__Information__.
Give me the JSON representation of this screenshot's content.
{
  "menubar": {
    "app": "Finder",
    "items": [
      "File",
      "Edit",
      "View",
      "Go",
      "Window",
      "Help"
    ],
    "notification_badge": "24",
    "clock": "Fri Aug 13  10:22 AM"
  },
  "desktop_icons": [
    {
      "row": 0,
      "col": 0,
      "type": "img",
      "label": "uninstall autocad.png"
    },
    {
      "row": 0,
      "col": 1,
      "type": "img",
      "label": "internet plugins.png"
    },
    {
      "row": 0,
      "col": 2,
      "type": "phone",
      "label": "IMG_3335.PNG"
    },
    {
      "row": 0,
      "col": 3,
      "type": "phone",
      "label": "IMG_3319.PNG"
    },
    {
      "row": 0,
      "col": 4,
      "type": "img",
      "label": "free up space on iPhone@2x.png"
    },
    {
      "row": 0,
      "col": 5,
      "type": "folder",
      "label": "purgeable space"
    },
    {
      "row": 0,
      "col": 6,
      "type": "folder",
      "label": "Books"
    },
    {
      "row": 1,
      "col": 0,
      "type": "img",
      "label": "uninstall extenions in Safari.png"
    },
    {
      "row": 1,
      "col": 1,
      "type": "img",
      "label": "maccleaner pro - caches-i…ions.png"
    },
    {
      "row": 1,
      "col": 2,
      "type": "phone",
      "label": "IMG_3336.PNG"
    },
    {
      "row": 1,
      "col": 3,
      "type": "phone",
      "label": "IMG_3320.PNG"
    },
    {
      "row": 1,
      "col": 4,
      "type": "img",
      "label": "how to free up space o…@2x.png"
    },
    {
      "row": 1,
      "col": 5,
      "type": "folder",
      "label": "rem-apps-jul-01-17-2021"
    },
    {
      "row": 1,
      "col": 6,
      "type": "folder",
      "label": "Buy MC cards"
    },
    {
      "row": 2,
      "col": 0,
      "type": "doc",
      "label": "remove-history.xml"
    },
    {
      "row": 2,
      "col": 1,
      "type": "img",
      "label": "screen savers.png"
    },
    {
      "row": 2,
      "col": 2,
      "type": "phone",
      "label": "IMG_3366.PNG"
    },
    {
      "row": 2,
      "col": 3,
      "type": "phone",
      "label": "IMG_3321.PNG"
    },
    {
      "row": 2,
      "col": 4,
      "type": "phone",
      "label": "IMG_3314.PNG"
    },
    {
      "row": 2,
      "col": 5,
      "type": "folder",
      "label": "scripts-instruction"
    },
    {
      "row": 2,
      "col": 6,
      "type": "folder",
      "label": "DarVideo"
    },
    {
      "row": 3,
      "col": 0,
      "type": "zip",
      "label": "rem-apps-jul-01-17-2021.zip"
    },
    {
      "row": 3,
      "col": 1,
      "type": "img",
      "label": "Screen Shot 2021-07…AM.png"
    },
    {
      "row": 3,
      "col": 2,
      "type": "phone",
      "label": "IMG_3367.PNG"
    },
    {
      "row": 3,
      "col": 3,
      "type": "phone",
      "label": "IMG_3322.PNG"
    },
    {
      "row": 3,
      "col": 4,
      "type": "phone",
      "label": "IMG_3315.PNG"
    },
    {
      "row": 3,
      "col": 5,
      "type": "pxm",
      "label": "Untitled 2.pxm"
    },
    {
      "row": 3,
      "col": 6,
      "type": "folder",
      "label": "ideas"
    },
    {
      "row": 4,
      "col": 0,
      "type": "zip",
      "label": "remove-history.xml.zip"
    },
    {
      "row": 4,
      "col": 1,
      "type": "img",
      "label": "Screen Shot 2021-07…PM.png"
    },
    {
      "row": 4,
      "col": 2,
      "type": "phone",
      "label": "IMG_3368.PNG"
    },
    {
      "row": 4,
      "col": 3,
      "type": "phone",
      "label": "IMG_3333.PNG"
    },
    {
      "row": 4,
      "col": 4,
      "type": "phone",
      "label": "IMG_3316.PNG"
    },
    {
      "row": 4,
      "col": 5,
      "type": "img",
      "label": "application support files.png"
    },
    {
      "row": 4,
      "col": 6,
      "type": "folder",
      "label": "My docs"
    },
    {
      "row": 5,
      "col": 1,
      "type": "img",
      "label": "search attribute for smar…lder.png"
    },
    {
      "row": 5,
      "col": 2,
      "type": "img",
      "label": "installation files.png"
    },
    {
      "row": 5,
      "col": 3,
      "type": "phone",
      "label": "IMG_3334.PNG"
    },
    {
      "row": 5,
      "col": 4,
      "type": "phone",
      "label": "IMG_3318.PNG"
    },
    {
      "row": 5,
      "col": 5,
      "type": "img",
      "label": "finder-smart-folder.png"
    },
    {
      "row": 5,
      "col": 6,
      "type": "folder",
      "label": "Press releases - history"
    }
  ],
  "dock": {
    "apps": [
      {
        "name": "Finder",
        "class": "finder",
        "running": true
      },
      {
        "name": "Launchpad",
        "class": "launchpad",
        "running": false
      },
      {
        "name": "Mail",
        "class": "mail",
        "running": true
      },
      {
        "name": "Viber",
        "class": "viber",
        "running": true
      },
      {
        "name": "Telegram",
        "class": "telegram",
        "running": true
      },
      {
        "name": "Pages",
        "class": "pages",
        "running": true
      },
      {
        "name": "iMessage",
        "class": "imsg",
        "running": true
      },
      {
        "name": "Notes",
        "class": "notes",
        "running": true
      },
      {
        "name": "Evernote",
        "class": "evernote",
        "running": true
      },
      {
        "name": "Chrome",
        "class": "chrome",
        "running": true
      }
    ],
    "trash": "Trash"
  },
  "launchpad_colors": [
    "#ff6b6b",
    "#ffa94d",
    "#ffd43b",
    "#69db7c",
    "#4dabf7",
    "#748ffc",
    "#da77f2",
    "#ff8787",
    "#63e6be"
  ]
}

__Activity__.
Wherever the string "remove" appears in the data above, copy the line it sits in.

__Exercise solution__.
      "label": "remove-history.xml"
      "label": "remove-history.xml.zip"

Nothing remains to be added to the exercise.